(Given data):
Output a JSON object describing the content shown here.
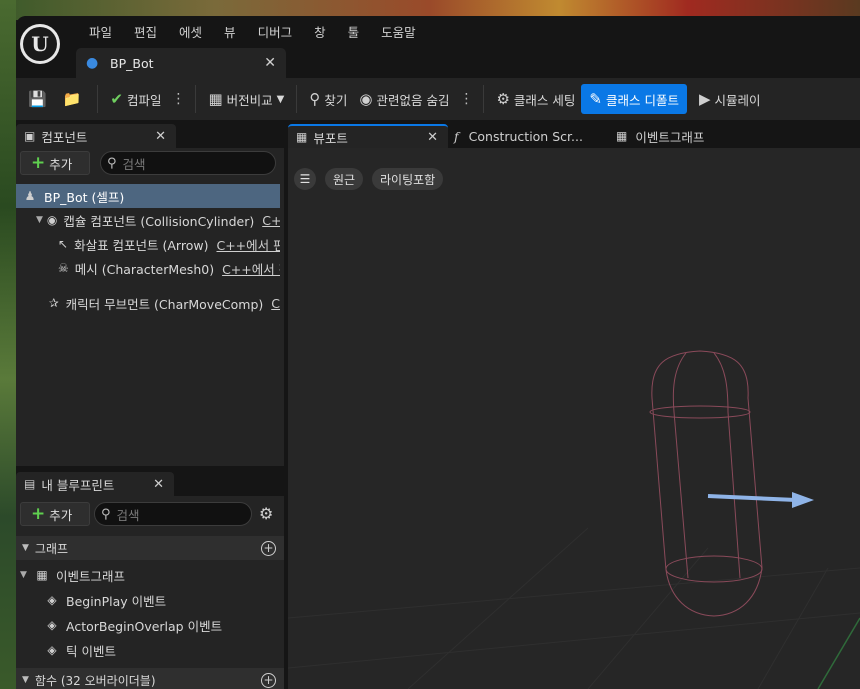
{
  "app": {
    "menu": [
      "파일",
      "편집",
      "에셋",
      "뷰",
      "디버그",
      "창",
      "툴",
      "도움말"
    ],
    "document_tab": "BP_Bot"
  },
  "toolbar": {
    "compile": "컴파일",
    "diff": "버전비교",
    "find": "찾기",
    "hide_unrelated": "관련없음 숨김",
    "class_settings": "클래스 세팅",
    "class_defaults": "클래스 디폴트",
    "simulate": "시뮬레이"
  },
  "components_panel": {
    "tab": "컴포넌트",
    "add": "추가",
    "search_placeholder": "검색",
    "tree": [
      {
        "label": "BP_Bot (셀프)",
        "cpp": ""
      },
      {
        "label": "캡슐 컴포넌트 (CollisionCylinder)",
        "cpp": "C++"
      },
      {
        "label": "화살표 컴포넌트 (Arrow)",
        "cpp": "C++에서 편"
      },
      {
        "label": "메시 (CharacterMesh0)",
        "cpp": "C++에서 편"
      },
      {
        "label": "캐릭터 무브먼트 (CharMoveComp)",
        "cpp": "C"
      }
    ]
  },
  "blueprint_panel": {
    "tab": "내 블루프린트",
    "add": "추가",
    "search_placeholder": "검색",
    "graphs_header": "그래프",
    "event_graph": "이벤트그래프",
    "events": [
      "BeginPlay 이벤트",
      "ActorBeginOverlap 이벤트",
      "틱 이벤트"
    ],
    "functions_header": "함수 (32 오버라이더블)"
  },
  "editor_tabs": {
    "viewport": "뷰포트",
    "construction": "Construction Scr...",
    "event_graph": "이벤트그래프"
  },
  "viewport": {
    "perspective": "원근",
    "lighting": "라이팅포함"
  }
}
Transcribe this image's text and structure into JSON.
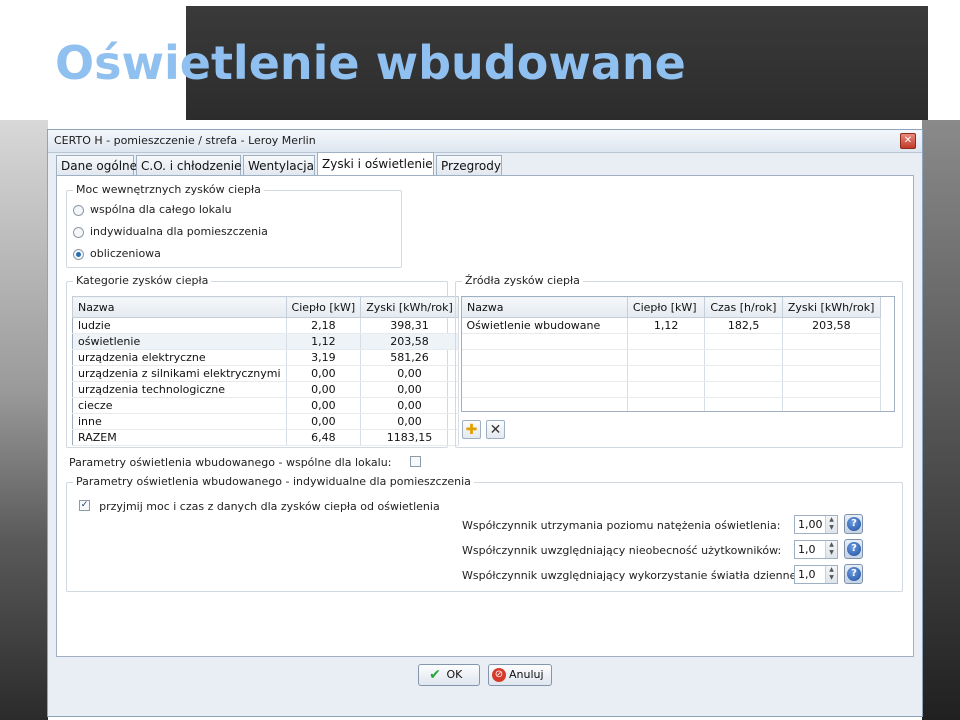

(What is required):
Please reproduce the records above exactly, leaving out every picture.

(Answer for this exercise):
Output a JSON object describing the content shown here.
{
  "app": {
    "menu": [
      "파일",
      "편집",
      "에셋",
      "뷰",
      "디버그",
      "창",
      "툴",
      "도움말"
    ],
    "document_tab": "BP_Bot"
  },
  "toolbar": {
    "compile": "컴파일",
    "diff": "버전비교",
    "find": "찾기",
    "hide_unrelated": "관련없음 숨김",
    "class_settings": "클래스 세팅",
    "class_defaults": "클래스 디폴트",
    "simulate": "시뮬레이"
  },
  "components_panel": {
    "tab": "컴포넌트",
    "add": "추가",
    "search_placeholder": "검색",
    "tree": [
      {
        "label": "BP_Bot (셀프)",
        "cpp": ""
      },
      {
        "label": "캡슐 컴포넌트 (CollisionCylinder)",
        "cpp": "C++"
      },
      {
        "label": "화살표 컴포넌트 (Arrow)",
        "cpp": "C++에서 편"
      },
      {
        "label": "메시 (CharacterMesh0)",
        "cpp": "C++에서 편"
      },
      {
        "label": "캐릭터 무브먼트 (CharMoveComp)",
        "cpp": "C"
      }
    ]
  },
  "blueprint_panel": {
    "tab": "내 블루프린트",
    "add": "추가",
    "search_placeholder": "검색",
    "graphs_header": "그래프",
    "event_graph": "이벤트그래프",
    "events": [
      "BeginPlay 이벤트",
      "ActorBeginOverlap 이벤트",
      "틱 이벤트"
    ],
    "functions_header": "함수 (32 오버라이더블)"
  },
  "editor_tabs": {
    "viewport": "뷰포트",
    "construction": "Construction Scr...",
    "event_graph": "이벤트그래프"
  },
  "viewport": {
    "perspective": "원근",
    "lighting": "라이팅포함"
  }
}
Transcribe this image's text and structure into JSON.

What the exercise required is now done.